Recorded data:
------

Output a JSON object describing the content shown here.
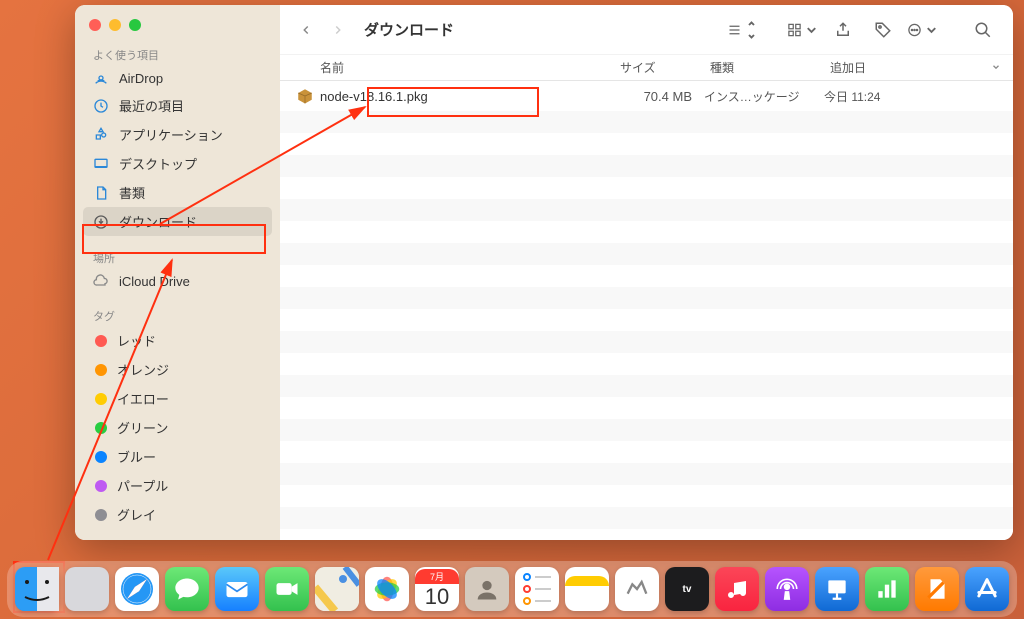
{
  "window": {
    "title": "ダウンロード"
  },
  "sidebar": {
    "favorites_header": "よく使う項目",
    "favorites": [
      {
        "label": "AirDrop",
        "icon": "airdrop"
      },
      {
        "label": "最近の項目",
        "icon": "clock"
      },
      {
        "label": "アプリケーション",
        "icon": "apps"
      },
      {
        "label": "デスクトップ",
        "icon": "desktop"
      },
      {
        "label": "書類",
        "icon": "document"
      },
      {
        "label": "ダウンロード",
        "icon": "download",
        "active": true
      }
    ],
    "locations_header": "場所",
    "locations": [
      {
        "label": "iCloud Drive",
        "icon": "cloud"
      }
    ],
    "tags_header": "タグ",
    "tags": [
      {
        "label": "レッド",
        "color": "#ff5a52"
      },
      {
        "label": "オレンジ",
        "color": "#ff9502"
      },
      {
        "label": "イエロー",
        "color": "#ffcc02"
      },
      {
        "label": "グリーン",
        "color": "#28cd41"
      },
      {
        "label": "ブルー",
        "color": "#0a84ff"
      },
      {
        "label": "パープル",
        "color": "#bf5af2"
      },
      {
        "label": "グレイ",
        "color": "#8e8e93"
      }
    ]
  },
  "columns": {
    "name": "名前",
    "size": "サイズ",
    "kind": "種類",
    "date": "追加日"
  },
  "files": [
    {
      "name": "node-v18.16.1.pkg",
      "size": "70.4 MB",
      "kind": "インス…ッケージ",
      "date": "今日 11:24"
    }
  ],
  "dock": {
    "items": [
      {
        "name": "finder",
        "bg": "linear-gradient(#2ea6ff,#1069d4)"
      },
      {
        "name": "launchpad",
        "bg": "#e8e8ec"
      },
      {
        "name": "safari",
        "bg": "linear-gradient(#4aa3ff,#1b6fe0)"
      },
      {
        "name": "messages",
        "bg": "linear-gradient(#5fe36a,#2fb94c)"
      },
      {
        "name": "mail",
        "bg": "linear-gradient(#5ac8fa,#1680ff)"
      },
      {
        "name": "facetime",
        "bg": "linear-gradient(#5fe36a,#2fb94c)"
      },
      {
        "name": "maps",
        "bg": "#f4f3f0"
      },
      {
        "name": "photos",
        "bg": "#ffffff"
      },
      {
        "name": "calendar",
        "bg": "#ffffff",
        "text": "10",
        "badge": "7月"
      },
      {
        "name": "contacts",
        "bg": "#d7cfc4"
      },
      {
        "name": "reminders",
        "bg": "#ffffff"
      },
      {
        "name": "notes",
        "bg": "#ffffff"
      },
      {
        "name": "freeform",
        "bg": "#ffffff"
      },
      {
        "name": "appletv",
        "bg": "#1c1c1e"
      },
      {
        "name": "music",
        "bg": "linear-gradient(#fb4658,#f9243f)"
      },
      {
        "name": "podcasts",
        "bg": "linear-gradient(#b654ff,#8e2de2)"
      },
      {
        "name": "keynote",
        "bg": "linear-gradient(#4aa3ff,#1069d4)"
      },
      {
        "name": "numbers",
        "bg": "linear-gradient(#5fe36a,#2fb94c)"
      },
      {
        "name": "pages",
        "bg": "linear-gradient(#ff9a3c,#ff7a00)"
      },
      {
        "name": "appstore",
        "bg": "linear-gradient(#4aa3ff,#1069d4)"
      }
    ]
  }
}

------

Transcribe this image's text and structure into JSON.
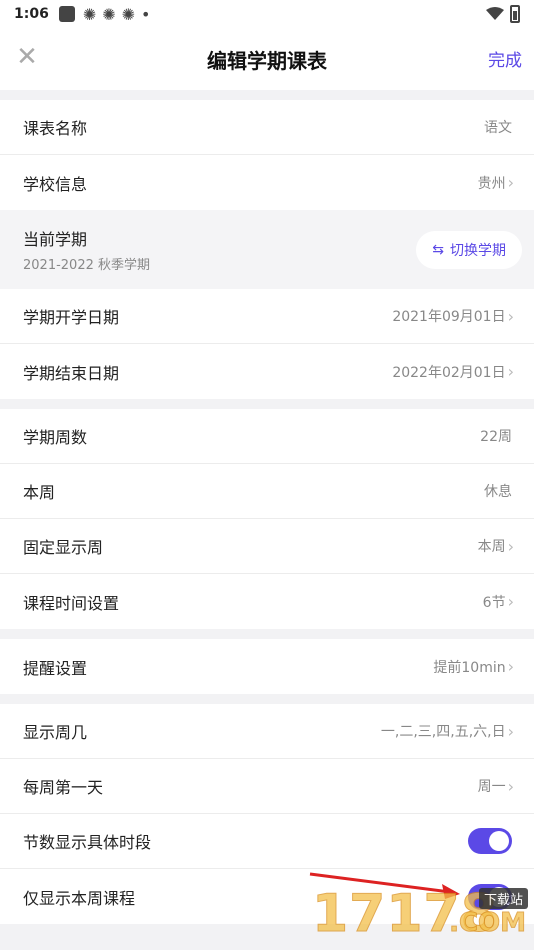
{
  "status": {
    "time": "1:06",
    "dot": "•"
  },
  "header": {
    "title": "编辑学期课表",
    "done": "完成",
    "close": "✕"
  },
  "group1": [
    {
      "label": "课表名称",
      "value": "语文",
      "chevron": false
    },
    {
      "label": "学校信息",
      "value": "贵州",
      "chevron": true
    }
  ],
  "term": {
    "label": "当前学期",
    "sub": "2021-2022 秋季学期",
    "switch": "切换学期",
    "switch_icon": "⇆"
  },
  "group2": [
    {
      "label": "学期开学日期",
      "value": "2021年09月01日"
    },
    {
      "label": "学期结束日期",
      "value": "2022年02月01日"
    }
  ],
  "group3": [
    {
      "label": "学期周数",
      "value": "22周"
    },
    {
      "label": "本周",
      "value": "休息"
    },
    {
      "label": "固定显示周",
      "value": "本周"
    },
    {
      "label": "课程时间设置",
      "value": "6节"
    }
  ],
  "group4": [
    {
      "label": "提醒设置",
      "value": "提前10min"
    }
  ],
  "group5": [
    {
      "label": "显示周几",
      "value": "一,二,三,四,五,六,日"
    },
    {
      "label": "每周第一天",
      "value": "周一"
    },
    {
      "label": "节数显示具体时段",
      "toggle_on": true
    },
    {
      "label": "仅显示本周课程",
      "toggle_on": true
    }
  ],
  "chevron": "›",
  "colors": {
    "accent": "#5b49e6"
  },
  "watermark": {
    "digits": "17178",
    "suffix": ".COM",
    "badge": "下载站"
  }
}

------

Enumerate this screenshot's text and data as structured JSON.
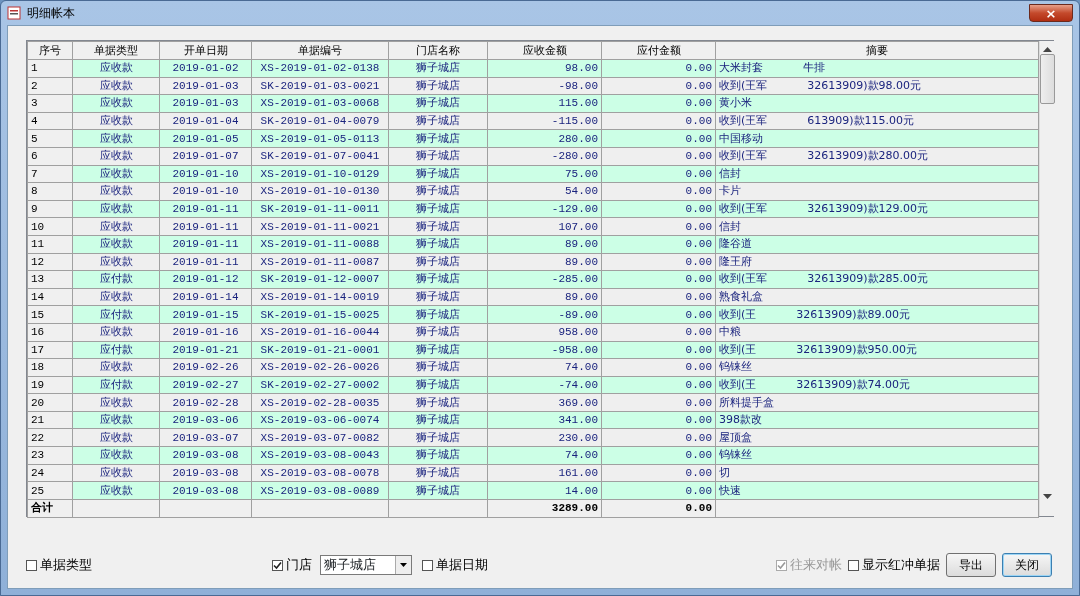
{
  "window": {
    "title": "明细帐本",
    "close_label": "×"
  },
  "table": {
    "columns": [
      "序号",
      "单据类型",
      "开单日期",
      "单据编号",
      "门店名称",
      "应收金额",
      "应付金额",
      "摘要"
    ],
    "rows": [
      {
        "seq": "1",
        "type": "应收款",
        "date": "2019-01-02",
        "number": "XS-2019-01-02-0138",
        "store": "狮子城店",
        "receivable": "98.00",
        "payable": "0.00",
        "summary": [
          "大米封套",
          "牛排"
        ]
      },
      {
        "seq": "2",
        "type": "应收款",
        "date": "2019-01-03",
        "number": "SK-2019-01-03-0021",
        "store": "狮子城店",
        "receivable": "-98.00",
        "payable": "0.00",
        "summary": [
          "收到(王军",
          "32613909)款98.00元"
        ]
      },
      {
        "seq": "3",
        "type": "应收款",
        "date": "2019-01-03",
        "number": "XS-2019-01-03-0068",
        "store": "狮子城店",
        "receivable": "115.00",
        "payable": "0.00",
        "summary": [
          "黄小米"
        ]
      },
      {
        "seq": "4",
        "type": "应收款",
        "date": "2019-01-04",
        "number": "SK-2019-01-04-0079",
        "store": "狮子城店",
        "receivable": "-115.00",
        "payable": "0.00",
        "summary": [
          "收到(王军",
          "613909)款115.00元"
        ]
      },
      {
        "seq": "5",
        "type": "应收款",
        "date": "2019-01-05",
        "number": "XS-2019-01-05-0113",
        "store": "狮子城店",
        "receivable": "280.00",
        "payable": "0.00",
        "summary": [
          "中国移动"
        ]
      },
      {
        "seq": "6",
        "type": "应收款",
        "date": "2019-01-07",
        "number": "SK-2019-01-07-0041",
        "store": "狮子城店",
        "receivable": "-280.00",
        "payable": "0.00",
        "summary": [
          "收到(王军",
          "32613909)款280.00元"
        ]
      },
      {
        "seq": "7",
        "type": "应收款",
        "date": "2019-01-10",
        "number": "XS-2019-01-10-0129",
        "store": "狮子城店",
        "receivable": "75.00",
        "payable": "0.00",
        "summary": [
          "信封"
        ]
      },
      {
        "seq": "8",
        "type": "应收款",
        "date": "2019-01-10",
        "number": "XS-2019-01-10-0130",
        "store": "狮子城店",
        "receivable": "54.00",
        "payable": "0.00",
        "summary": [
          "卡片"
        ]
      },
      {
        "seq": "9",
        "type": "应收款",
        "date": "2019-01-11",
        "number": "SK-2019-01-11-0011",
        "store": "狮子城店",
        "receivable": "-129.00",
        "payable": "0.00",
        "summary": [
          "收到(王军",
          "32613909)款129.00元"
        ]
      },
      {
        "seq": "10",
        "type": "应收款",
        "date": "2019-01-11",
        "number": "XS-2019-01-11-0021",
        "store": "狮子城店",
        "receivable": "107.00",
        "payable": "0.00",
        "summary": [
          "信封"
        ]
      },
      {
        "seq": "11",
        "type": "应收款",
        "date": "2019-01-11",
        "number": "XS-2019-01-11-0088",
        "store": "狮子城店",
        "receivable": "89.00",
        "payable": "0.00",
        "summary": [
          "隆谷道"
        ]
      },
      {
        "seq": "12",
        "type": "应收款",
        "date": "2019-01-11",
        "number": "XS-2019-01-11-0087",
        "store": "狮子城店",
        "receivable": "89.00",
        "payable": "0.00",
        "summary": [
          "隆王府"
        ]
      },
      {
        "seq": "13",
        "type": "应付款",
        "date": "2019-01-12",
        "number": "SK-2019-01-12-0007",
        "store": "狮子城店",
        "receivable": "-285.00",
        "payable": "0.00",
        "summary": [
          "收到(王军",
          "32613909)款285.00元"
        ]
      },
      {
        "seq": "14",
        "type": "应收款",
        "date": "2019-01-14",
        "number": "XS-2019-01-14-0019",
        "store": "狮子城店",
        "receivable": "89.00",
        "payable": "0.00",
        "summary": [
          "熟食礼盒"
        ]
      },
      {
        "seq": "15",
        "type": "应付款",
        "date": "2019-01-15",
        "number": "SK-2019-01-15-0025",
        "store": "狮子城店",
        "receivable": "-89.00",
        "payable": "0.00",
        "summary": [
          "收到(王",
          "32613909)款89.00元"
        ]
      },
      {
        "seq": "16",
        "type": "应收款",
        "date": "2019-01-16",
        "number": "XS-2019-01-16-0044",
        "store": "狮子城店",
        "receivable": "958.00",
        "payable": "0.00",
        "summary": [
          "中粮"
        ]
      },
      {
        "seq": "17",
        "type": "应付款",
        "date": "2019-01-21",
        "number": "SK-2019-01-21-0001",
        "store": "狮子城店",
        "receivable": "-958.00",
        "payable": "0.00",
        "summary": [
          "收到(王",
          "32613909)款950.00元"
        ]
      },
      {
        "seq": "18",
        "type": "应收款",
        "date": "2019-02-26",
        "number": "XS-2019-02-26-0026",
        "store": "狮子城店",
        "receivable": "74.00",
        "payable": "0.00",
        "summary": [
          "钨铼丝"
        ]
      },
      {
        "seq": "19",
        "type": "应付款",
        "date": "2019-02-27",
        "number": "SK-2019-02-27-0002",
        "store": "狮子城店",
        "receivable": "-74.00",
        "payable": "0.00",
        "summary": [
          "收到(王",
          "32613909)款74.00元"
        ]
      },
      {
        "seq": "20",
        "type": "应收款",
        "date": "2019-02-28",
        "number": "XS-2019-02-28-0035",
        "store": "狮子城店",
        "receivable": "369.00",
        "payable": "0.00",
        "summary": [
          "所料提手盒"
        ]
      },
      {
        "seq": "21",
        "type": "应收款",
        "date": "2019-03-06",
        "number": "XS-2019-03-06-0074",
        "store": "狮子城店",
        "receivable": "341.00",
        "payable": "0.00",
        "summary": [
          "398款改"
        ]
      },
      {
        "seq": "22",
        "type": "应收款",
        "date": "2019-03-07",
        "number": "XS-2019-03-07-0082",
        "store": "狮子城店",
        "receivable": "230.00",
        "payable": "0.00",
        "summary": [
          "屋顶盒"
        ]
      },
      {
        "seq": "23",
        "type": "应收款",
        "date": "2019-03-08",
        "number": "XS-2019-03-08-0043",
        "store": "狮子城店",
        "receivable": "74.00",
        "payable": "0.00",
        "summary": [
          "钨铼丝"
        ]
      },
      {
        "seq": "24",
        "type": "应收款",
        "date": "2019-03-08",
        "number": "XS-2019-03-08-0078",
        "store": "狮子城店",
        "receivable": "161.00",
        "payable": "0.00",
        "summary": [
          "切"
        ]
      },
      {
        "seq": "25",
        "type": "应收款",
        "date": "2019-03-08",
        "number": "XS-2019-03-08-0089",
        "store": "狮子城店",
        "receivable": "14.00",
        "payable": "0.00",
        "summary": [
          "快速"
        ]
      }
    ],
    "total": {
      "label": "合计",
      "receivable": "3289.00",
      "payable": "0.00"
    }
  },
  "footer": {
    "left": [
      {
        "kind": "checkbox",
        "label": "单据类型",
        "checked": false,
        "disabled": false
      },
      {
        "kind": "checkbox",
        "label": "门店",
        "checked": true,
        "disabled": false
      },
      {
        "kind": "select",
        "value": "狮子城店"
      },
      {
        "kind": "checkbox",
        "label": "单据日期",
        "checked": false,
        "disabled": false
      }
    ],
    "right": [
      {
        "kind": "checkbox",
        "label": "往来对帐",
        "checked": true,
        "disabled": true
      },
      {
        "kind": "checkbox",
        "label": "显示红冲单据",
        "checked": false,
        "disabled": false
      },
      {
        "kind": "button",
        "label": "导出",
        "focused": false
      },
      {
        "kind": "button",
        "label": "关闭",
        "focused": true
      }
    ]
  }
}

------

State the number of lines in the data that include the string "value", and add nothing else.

OUTPUT OF THE TASK:
12